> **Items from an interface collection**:
- Opening Delimiter -

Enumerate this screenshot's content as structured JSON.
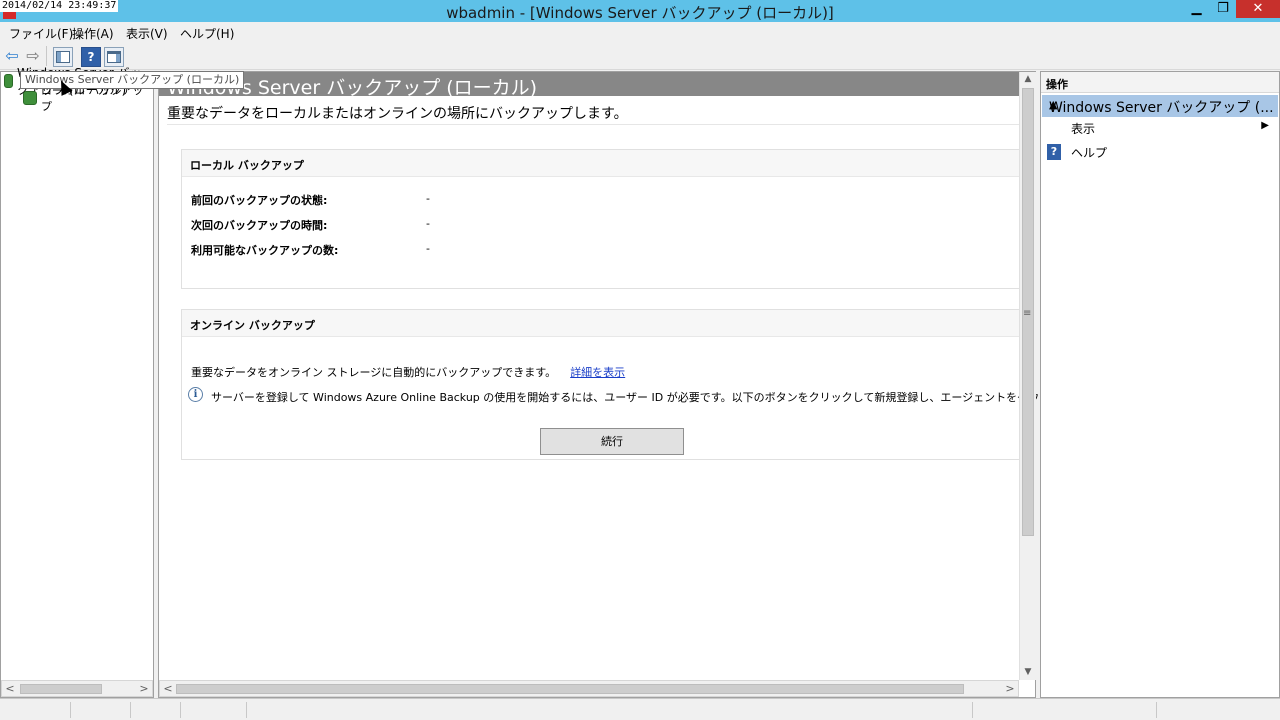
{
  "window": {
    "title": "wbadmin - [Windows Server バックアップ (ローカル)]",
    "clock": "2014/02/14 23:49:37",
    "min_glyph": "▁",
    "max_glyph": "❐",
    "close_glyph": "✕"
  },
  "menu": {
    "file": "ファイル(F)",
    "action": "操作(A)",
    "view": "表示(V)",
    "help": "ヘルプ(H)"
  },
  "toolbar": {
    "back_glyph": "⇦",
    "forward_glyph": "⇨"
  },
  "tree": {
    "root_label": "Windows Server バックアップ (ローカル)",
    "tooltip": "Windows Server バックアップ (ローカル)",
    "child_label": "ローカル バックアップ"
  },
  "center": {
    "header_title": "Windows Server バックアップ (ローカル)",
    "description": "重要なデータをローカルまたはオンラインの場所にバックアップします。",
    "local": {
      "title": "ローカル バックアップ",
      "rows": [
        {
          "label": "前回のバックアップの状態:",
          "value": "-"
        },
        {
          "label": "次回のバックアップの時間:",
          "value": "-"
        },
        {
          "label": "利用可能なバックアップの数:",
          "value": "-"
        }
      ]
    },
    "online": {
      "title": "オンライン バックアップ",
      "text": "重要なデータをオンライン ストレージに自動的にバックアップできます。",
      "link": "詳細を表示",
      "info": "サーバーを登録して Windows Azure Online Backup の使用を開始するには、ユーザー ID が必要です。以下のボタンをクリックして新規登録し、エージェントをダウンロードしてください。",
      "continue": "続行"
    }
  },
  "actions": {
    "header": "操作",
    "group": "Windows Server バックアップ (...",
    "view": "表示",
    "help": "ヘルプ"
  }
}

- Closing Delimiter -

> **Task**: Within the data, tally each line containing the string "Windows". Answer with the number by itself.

> **Result**: 6